The Environmental Protection Agency (EPA) is asking CIOs to do something Jimmy Carter couldn’t convince consumers to do in the 1970s: curb their energy consumption. No, EPA head Christie Todd Whitman isn’t going to don a cardigan and ask CIOs to turn off their extra computers. Instead, the agency is campaigning to get CIOs to save energy and is offering free software that’ll make doing so a cinch.
Monitors and computers represent 1 percent of the country’s electricity use, according to the EPA, but about half of that output is wasted by computers and monitors that are left on overnight or that don’t use the sleep mode feature. Research by Lawrence Berkeley National Laboratory (LBNL) in Berkeley, Calif., reveals that about 70 percent of monitors and 55 percent of computers used by U.S. businesses and government offices are left humming after hours, and that sleep mode has been disabled or is not functioning on 40 percent of monitors and 75 percent of computers. Steve Ryan, the EPA’s Energy Star Project manager, explains that because sleep mode can inadvertently disconnect computers from networks, CIO-types often turn it off, and he suspects some computer manufacturers do so as well to appease customers.
The EPA has posted free software at www.energystar.gov that lets administrators activate sleep mode on all of a network’s monitors in one fell swoop. The agency is focusing on monitors, says Bruce Nordman, a principal research associate at LBNL, for two reasons: Sleep mode does not affect network operations when used on monitors, and it saves more energy when used on monitors than computers?approximately 85 watts per hour compared with about 20 watts per hour.

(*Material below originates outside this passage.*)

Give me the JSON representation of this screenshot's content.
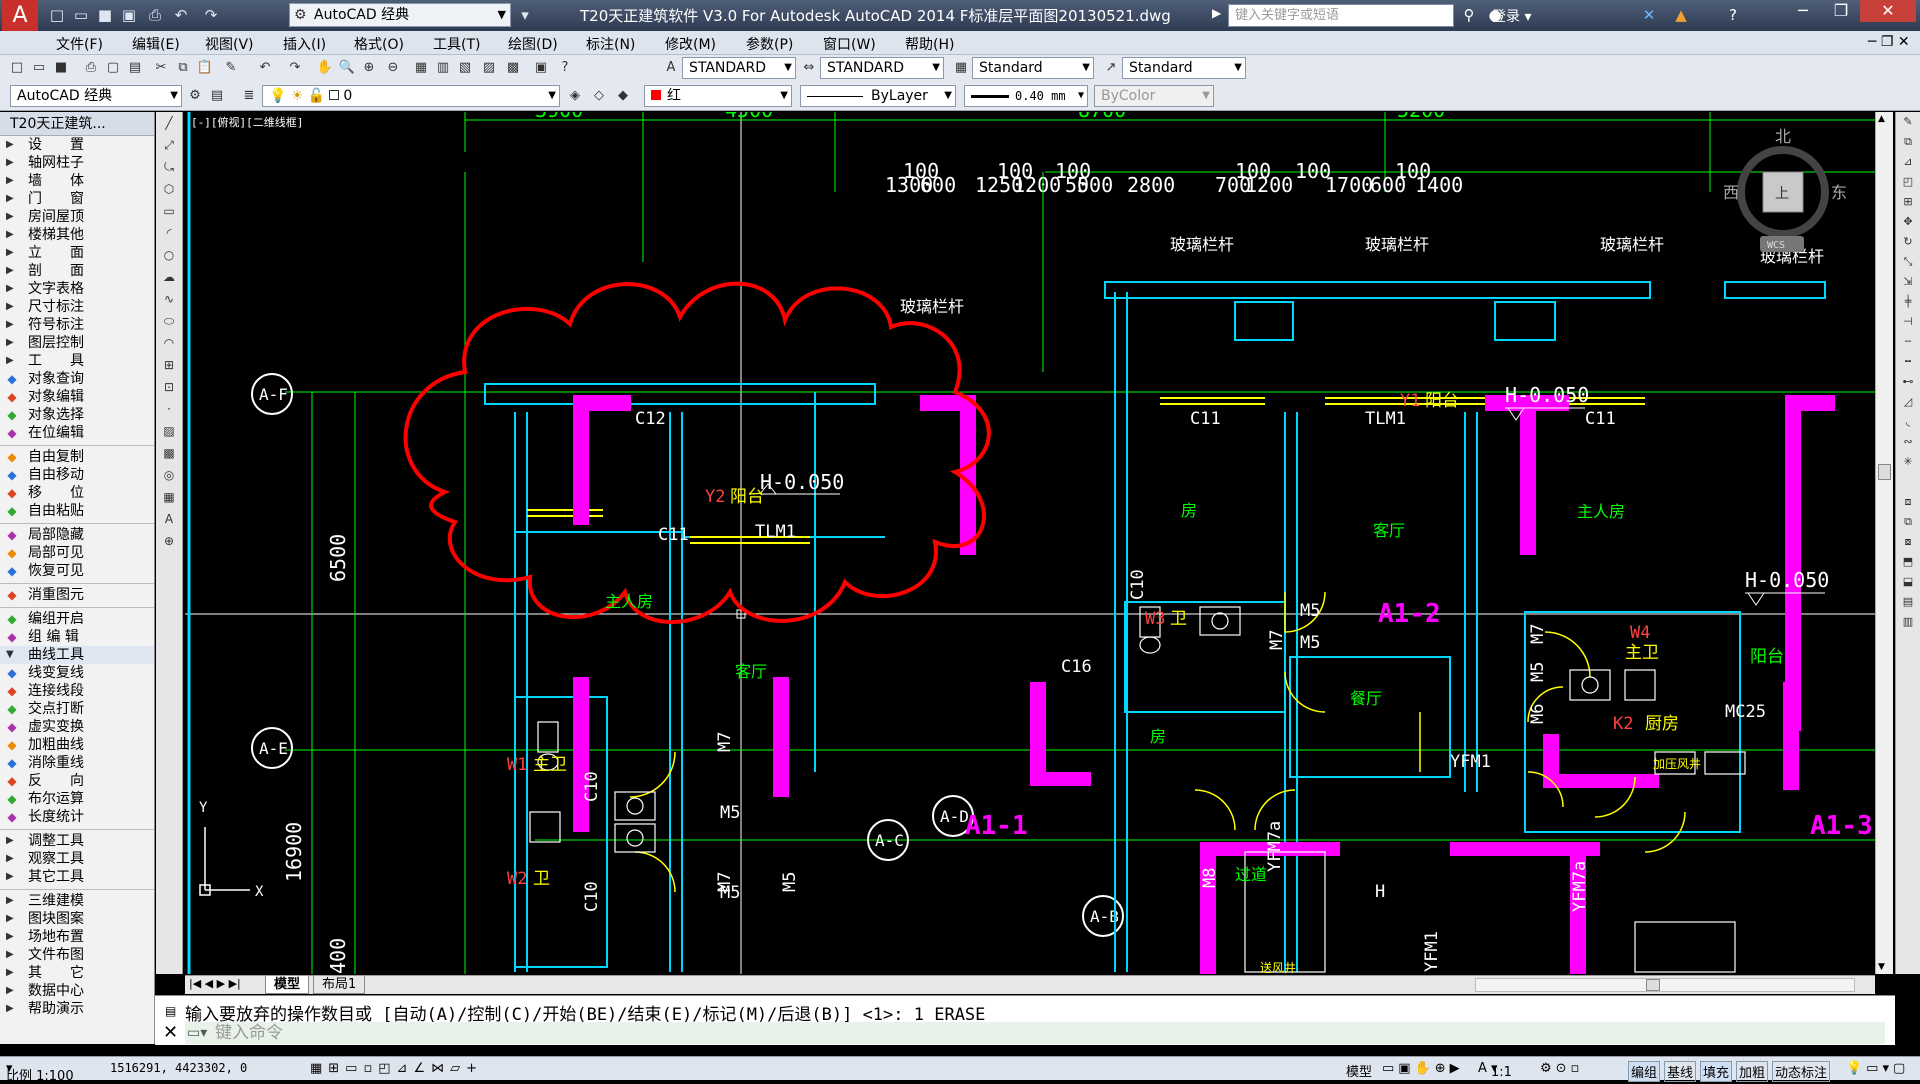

“The network [can] run smoothly and operate properly while improving [the organization’s] bottom line,” says Ryan. The EPA’s suggested practices can save 380,000 kilowatt-hours of energy per year for every 1,000 computers, or roughly $38,000, he says. That $38,000 may not get you far, but it’s a lot better than losing money?Palo Alto, Calif.-based Electrical Power Research Institute estimates California businesses lost $1.7 billion because of last winter’s demand-induced blackouts.